* _Task description_
Look through the entries below and report every line that has "Volume".

* _Data about app and page elements_
========

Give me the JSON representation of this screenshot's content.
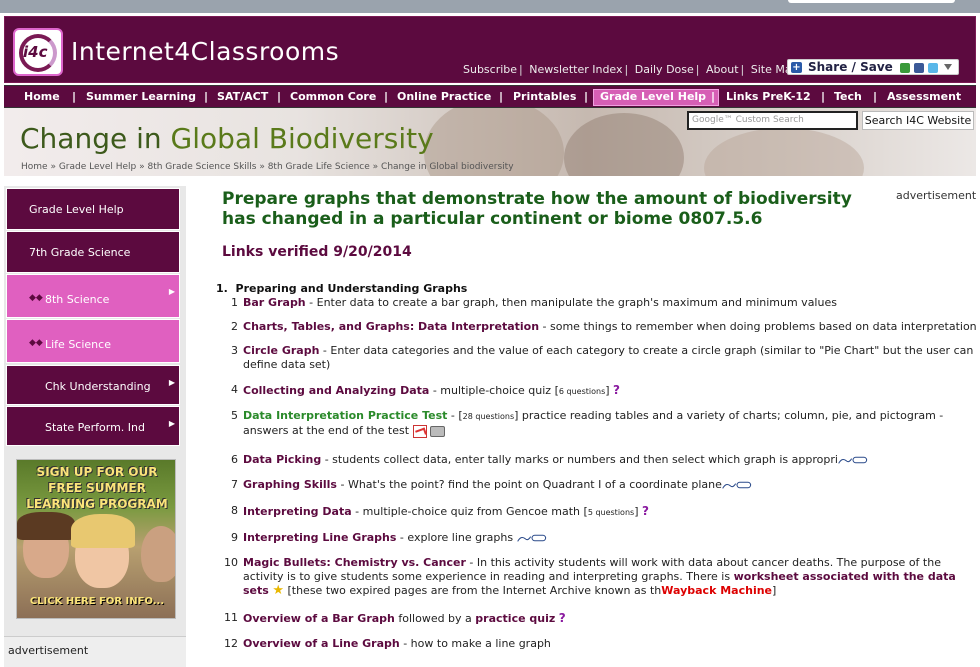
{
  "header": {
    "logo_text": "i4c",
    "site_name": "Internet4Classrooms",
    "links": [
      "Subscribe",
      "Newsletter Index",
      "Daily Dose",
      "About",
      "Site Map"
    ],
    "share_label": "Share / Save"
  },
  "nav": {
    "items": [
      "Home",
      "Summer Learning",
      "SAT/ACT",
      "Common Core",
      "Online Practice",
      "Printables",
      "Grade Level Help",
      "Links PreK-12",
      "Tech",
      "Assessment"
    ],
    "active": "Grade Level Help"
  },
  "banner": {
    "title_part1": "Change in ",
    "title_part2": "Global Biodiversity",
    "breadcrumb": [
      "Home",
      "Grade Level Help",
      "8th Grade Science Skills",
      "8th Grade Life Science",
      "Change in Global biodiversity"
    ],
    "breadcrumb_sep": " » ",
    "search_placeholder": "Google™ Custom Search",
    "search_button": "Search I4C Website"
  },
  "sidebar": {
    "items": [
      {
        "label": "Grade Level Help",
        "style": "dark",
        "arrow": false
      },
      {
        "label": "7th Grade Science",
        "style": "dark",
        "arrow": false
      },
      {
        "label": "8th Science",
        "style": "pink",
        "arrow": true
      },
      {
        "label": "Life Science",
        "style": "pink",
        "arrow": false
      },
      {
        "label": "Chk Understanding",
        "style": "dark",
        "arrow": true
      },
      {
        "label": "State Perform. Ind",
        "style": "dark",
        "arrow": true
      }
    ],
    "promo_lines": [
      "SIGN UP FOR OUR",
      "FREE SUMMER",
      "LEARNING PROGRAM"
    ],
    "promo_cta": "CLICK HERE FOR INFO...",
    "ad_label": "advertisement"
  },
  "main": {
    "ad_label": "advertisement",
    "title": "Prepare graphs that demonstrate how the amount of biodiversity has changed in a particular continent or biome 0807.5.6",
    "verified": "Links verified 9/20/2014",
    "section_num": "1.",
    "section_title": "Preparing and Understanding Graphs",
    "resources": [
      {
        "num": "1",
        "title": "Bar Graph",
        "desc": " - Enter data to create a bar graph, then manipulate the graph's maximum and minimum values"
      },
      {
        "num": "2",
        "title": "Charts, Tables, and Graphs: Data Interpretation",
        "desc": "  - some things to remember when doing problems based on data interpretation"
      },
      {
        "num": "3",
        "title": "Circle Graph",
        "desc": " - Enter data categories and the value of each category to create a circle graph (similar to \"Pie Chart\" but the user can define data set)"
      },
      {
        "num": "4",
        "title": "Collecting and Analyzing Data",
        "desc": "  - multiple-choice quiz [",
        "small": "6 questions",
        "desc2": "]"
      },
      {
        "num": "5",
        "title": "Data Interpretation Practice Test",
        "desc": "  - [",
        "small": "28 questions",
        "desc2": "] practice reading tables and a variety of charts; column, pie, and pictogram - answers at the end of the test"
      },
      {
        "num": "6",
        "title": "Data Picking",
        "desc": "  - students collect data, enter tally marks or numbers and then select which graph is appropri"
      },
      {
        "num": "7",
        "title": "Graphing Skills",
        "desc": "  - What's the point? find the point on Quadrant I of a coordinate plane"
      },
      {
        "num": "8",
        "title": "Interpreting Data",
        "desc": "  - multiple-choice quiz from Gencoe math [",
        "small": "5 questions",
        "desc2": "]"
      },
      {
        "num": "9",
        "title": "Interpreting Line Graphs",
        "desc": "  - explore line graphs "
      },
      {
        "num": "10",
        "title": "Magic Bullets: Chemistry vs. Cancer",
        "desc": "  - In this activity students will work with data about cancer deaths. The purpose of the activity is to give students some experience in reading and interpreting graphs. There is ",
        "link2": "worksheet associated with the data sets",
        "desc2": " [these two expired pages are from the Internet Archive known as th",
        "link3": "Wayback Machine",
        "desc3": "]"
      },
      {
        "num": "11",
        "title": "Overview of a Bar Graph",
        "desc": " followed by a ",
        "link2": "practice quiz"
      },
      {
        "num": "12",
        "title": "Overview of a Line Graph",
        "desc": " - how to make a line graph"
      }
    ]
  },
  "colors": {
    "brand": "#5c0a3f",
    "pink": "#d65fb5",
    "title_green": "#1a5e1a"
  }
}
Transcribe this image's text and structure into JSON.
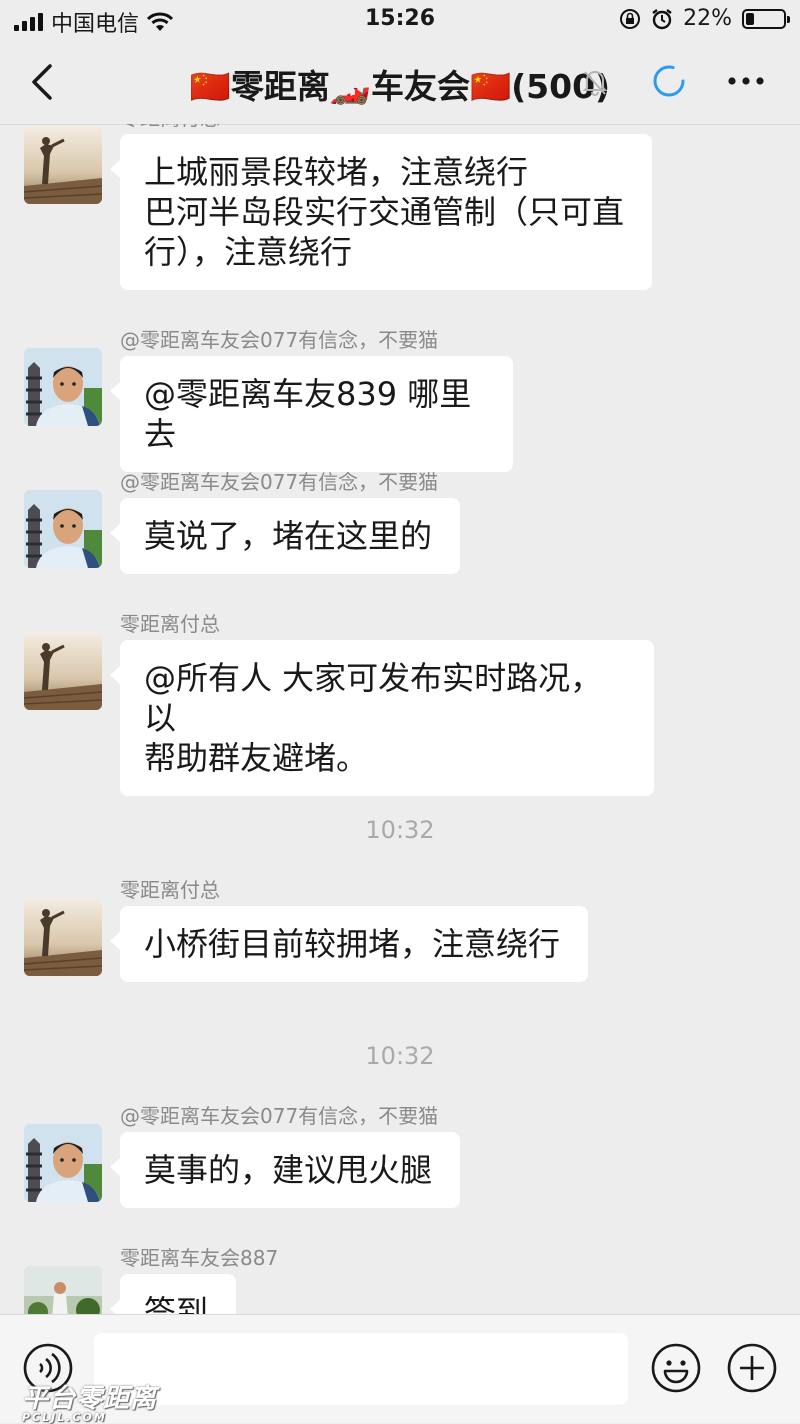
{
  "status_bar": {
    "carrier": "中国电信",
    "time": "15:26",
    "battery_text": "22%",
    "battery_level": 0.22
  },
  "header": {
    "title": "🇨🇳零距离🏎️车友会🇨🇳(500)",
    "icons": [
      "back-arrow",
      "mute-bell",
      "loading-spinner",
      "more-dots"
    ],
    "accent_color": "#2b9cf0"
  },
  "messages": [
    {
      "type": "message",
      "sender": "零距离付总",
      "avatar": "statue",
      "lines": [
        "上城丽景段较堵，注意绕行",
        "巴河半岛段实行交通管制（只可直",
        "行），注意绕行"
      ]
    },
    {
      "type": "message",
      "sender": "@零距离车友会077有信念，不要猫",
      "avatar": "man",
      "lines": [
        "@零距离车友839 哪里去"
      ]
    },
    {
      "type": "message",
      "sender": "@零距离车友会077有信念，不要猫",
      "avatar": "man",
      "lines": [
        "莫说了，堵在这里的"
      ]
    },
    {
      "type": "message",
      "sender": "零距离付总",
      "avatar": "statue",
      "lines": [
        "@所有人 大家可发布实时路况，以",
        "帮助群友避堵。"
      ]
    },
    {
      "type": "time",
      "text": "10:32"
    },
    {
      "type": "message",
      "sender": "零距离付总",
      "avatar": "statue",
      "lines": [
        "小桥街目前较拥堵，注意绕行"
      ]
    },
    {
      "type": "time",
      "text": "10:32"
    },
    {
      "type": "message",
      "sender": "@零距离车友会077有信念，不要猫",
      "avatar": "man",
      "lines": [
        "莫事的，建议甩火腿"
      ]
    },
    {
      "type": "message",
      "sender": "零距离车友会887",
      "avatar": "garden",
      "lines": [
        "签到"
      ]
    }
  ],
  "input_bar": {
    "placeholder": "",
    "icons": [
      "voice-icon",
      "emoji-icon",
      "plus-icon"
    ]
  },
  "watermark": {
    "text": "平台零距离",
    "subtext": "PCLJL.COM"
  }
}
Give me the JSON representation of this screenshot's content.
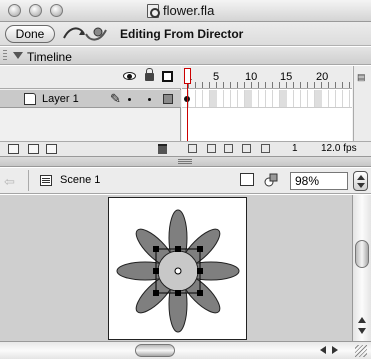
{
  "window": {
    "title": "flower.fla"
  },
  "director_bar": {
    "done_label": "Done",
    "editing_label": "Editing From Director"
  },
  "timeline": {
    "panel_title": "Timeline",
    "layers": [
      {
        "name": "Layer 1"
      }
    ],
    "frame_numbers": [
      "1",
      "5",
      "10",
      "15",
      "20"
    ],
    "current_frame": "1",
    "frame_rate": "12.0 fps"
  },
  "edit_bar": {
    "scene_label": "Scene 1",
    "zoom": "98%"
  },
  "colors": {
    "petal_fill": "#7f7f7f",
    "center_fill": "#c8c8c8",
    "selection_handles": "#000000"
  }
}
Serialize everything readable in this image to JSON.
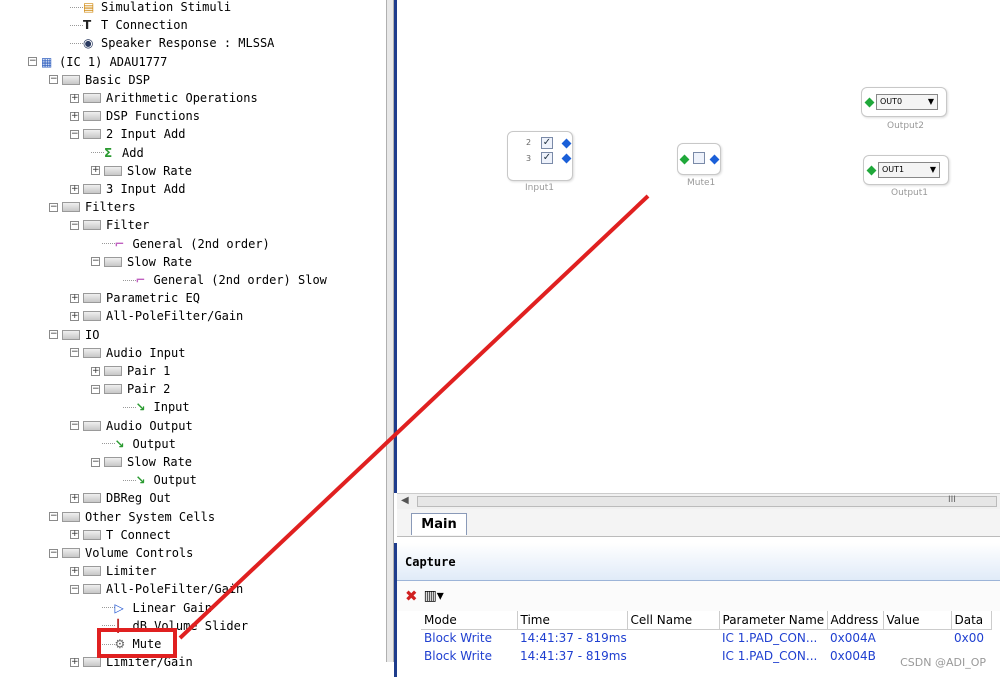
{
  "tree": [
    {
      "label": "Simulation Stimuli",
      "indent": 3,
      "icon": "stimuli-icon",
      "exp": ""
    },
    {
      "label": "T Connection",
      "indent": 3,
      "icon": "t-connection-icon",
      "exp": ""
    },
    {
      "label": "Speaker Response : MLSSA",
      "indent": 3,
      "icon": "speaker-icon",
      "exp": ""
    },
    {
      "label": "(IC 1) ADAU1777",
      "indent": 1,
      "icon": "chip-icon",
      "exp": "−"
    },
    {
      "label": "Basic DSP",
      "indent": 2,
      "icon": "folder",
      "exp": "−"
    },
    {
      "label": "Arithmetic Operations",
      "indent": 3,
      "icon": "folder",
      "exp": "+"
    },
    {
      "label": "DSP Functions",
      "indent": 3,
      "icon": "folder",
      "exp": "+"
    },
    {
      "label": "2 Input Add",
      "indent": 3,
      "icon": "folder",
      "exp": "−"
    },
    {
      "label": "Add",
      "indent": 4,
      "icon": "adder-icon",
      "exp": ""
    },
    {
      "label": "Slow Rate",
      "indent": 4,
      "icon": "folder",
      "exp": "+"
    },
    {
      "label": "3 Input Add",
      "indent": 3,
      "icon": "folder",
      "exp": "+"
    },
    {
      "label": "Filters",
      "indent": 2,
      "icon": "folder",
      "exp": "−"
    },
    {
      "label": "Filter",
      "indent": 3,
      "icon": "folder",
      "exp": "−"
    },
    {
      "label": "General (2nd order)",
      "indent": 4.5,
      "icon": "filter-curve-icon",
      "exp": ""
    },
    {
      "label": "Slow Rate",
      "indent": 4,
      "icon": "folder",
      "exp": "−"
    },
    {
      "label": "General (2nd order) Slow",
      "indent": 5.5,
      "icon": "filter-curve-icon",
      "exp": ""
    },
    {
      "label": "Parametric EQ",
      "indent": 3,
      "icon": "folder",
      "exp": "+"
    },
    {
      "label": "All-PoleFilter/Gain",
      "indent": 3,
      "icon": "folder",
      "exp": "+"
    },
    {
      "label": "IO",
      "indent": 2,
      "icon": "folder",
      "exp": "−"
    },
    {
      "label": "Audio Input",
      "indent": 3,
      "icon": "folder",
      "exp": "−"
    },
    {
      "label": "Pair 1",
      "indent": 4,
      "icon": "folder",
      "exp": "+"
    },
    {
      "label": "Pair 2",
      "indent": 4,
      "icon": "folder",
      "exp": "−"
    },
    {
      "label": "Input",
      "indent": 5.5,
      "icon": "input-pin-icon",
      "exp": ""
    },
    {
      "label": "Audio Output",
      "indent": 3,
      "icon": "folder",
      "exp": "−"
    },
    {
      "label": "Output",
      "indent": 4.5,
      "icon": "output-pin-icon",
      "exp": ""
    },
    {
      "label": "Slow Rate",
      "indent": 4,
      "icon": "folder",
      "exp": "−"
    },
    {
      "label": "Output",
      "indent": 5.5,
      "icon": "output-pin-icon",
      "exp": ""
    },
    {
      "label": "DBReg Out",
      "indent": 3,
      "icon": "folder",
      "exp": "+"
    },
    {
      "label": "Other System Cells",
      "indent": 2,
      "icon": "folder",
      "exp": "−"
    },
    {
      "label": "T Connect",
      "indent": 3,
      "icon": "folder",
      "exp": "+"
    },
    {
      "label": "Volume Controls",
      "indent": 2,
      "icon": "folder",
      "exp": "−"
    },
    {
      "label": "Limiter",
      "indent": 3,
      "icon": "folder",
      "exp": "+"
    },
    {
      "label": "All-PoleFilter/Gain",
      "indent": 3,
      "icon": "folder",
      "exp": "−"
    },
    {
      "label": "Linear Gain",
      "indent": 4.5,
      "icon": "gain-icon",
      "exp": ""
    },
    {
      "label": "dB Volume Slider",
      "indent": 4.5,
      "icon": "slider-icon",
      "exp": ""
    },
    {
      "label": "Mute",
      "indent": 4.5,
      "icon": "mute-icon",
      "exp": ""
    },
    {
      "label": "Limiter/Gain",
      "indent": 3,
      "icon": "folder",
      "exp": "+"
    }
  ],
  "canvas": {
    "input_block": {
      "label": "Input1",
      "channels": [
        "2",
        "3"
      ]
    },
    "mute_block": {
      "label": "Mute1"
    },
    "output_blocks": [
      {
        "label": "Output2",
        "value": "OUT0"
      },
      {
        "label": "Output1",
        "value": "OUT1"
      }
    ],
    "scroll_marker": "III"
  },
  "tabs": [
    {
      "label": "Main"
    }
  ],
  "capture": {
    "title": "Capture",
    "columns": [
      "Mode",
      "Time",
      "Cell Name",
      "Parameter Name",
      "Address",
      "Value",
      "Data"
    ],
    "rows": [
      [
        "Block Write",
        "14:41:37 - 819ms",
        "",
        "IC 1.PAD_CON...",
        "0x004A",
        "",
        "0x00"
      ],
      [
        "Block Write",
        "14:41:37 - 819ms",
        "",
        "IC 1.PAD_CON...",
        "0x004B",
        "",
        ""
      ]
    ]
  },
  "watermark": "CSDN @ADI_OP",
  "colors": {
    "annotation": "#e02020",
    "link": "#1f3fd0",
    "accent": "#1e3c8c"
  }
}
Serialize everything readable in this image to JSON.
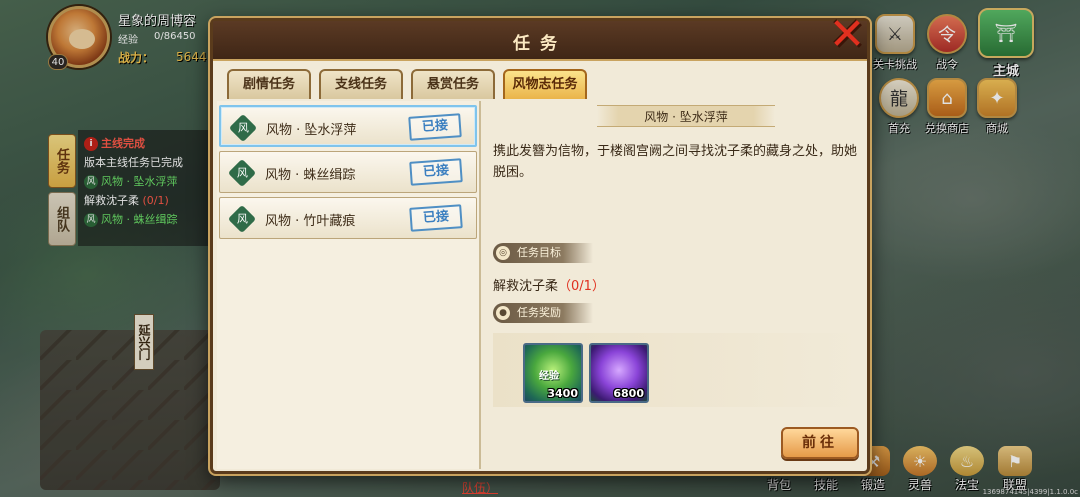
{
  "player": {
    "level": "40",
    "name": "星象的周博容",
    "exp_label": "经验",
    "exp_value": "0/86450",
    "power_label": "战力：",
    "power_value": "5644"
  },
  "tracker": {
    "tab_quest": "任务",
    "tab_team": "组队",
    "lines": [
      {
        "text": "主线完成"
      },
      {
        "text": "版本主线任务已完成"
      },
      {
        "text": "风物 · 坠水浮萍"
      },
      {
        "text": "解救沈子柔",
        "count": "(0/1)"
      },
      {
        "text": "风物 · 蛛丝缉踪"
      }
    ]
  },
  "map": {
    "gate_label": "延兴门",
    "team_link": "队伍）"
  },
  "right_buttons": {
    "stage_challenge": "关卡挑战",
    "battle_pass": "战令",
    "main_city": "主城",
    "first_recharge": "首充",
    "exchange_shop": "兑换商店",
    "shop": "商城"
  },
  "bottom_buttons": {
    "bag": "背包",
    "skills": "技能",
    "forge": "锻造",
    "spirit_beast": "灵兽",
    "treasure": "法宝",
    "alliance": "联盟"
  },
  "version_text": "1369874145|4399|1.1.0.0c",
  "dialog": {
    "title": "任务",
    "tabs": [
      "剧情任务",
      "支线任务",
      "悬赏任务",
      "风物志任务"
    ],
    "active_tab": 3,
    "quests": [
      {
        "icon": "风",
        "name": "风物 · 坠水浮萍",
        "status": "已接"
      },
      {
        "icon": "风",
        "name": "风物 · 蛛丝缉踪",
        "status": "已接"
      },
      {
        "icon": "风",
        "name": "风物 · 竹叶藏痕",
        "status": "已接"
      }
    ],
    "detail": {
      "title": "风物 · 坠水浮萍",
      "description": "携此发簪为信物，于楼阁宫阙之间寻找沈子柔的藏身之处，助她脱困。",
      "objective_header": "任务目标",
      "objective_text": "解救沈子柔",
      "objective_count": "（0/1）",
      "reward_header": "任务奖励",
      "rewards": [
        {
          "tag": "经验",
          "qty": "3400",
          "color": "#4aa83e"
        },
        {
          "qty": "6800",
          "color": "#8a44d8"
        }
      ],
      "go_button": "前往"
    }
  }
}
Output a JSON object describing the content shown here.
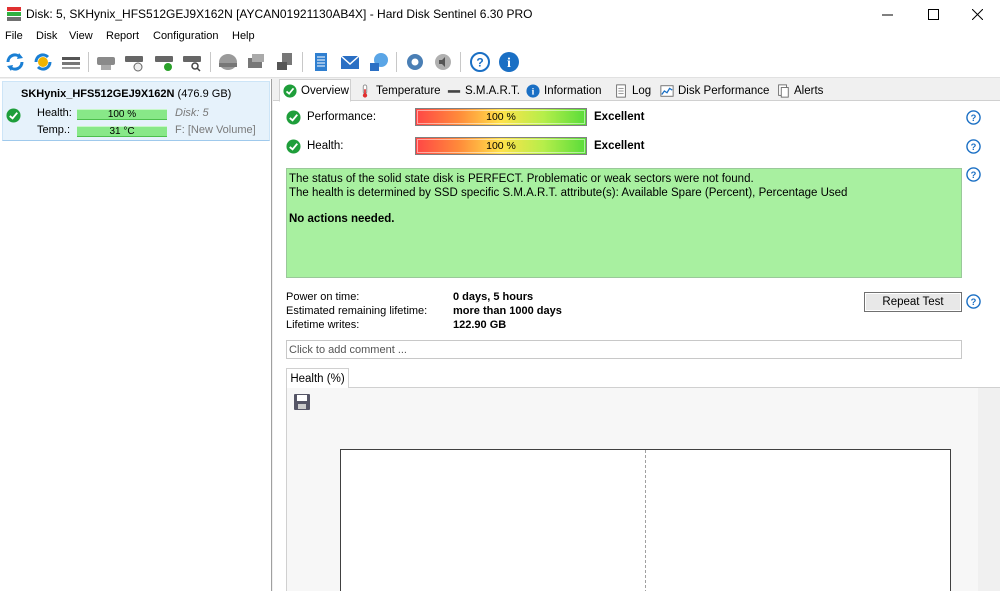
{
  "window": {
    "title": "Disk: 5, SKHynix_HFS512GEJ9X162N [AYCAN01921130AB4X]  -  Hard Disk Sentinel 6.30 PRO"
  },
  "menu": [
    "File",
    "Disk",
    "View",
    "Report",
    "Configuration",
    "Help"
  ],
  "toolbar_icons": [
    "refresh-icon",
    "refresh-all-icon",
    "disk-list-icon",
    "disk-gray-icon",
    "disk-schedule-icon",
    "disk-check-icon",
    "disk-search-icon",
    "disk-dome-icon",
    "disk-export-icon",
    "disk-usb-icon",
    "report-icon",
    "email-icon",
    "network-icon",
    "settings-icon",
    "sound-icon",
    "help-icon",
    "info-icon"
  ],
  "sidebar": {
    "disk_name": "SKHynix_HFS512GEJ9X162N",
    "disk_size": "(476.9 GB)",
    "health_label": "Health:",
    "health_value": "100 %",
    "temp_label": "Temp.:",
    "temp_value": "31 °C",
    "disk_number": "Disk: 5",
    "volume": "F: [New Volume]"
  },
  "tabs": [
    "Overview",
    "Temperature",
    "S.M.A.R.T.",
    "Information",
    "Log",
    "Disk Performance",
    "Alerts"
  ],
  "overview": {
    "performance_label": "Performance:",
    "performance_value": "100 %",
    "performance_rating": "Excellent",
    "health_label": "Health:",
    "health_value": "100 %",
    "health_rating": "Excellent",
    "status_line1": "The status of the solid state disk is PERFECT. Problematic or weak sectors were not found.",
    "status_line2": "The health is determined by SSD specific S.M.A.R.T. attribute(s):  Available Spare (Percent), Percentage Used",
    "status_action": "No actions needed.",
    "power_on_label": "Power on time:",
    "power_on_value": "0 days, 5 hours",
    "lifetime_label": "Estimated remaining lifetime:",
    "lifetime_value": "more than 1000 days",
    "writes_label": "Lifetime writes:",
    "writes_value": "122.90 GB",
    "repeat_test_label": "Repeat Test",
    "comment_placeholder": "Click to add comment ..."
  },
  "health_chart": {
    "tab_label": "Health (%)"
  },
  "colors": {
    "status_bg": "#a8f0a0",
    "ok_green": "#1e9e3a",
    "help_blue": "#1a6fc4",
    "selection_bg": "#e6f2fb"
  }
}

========

* _Response to the exercise_
      "label": "Volume Controls",
      "label": "dB Volume Slider",
    "volume": "F: [New Volume]"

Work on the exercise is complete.